Learning from the storm
In June of this year, Birmingham, Ala.-based software company SourceMedical contacted its customers with an apology for and explanation of the "perfect storm" of production complications, late-breaking regulatory changes, and incompatible hardware and services among its clients that led to rejected Medicare claims and delayed payments nationwide. The situation was additionally complicated, it said, by a longer-than-normal backlog of customer calls seeking technical assistance for its AdvantX, SurgiSource and Vision billing applications.
The lessons the company learned from these incidents reinforced its customer support efforts, says Lindsay McQueeney, director of product management for SourceMedical's surgery division.
"We've tried to step up the frequency of communications with our customers," she says. "We want to ... empower customers to understand and take charge of the situation. We don't want this to be the biggest change they have to deal with," given the multitude of other issues on the table.
In terms of preparing the software itself, she says, "we've been consistently working directly with CMS to get a pulse on where they are in the process. That is a moving target ??? [but] we have direct contact with them once a week." That's informed the upgrades to the software products, and their Code Manager modules, that have been issued to date and that await the final deliverables once Medicare's rule is finalized.
From a surgery standpoint
"We're all changing in the way we do things," says Ms. Mena. The move from the familiar nine ASC groupers to the Outpatient Prospective Payment System's more than 1,000 APC codes is just the beginning. Besides the new classifications the federal government has imposed, there's the issue of successfully upgrading your business office's most critical tools so you'll be able to drop a bill in January.
Software is just one link in the chain through which facilities get paid. "This is more of a change than people realize," says Ms. Mena. The other key players and potential weak links include your facility, which must be conversant enough with the new codes to collect all the charges it's entitled to; billing services or claims clearinghouses, which must understand and comply with the new rules and formats in handling their clients' charges; private payors, which aren't yet converting from ASC groupers to APC codes, leading to possible confusion over where newly available charges fall on their fee schedules; and Medicare itself, the prime mover behind the seismic change.

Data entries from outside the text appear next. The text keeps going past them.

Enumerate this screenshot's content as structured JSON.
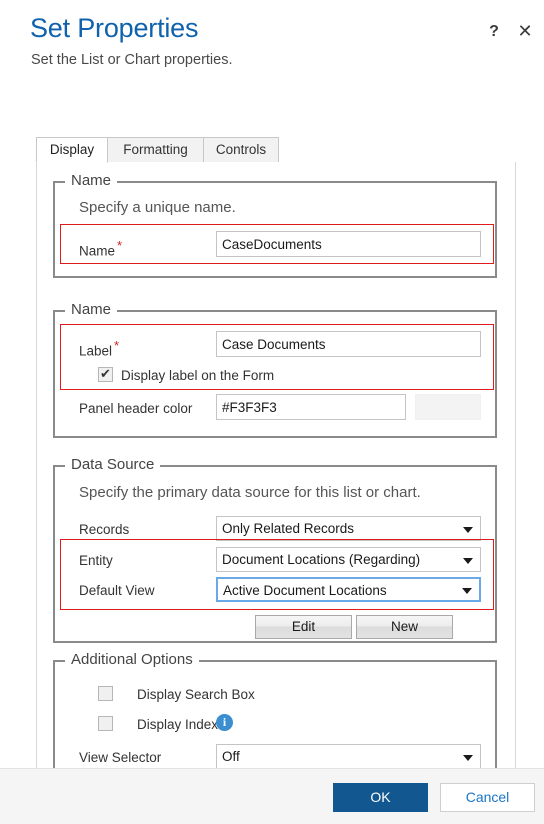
{
  "header": {
    "title": "Set Properties",
    "subtitle": "Set the List or Chart properties.",
    "help_icon": "?",
    "close_icon": "✕"
  },
  "tabs": [
    {
      "label": "Display",
      "active": true
    },
    {
      "label": "Formatting",
      "active": false
    },
    {
      "label": "Controls",
      "active": false
    }
  ],
  "sections": {
    "name_unique": {
      "legend": "Name",
      "helper": "Specify a unique name.",
      "name_label": "Name",
      "required_marker": "*",
      "name_value": "CaseDocuments"
    },
    "name_label": {
      "legend": "Name",
      "label_label": "Label",
      "required_marker": "*",
      "label_value": "Case Documents",
      "display_label_checkbox": {
        "label": "Display label on the Form",
        "checked": true
      },
      "panel_header_color_label": "Panel header color",
      "panel_header_color_value": "#F3F3F3",
      "panel_header_color_swatch": "#F3F3F3"
    },
    "data_source": {
      "legend": "Data Source",
      "helper": "Specify the primary data source for this list or chart.",
      "records_label": "Records",
      "records_value": "Only Related Records",
      "entity_label": "Entity",
      "entity_value": "Document Locations (Regarding)",
      "default_view_label": "Default View",
      "default_view_value": "Active Document Locations",
      "edit_button": "Edit",
      "new_button": "New"
    },
    "additional_options": {
      "legend": "Additional Options",
      "display_search_box": {
        "label": "Display Search Box",
        "checked": false
      },
      "display_index": {
        "label": "Display Index",
        "checked": false,
        "info_icon": "i"
      },
      "view_selector_label": "View Selector",
      "view_selector_value": "Off"
    }
  },
  "footer": {
    "ok_label": "OK",
    "cancel_label": "Cancel"
  },
  "colors": {
    "title_blue": "#1062ad",
    "primary_button": "#12578f",
    "link_blue": "#1b75c7",
    "highlight_red": "#e01b1b",
    "focus_blue": "#6aa9e8",
    "required_red": "#cc2222"
  }
}
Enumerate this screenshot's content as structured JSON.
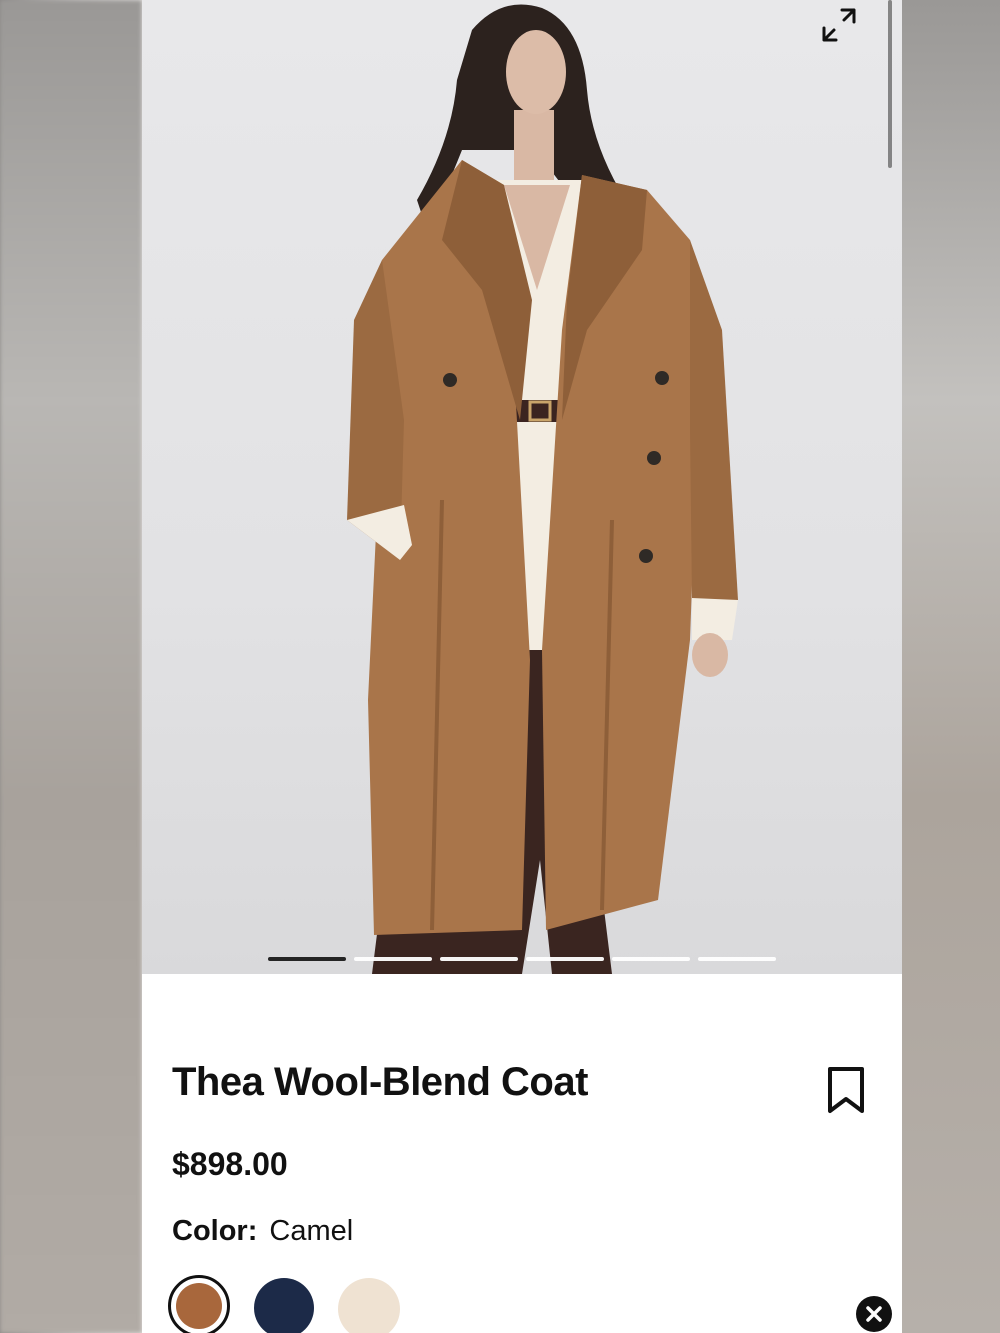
{
  "product": {
    "title": "Thea Wool-Blend Coat",
    "price": "$898.00",
    "color_label": "Color:",
    "color_value": "Camel"
  },
  "gallery": {
    "image_count": 6,
    "active_index": 0
  },
  "icons": {
    "expand": "expand-arrows-icon",
    "bookmark": "bookmark-icon",
    "close": "close-icon"
  },
  "swatches": [
    {
      "name": "camel",
      "color": "#a8673c",
      "selected": true
    },
    {
      "name": "navy",
      "color": "#1c2a48",
      "selected": false
    },
    {
      "name": "cream",
      "color": "#efe2d2",
      "selected": false
    }
  ],
  "colors": {
    "coat": "#a9754a",
    "coat_shadow": "#8e5f39",
    "sweater": "#f3ede2",
    "hair": "#2c221e",
    "skin": "#d9b8a4",
    "trousers": "#3a2520",
    "text": "#111111"
  }
}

At the Surgery Center at Mount Zion, as at surgical facilities nationwide, it remains to be seen how well the billing process adapts to Medicare's new rules. Ms. Mena notes the importance of using software designed specifically for surgery center billing.
"Primarily, the ASCs who experience problems will be working off of programs designed for the office practice setting, not the surgery center setting," she says. They differ significantly in structure and operation, with practice billing software set up only to collect fees for professional services, supplies and drugs, while surgical billing software collects for facility fees.
Besides verifying that their software is loaded with, accepts and is regularly updated with the new APC numbers, administrators should see to it that their staff is familiar with the codes as well. Fearing that a high number of claims may be incorrectly paid, Ms. Mena urges business offices to audit their returns carefully. She also suggests ensuring a cash reserve. "One thing that many centers are doing is building up sufficient cash on hand to make sure they can cover their expenses for 45 or 60 days in the event of first-quarter delays." Some are even devising a measured plan for postponing the center's Dec. 30 distributions, just in case the cash is needed.
These suggestions aren't necessarily pessimism, but rather what-if scenario planning, she says. Your own facility's business office may be as current as possible, but other links in the chain may cause problems, and it never hurts to have contingency plans in place. "I hope I'm pleasantly surprised," says Ms. Mena.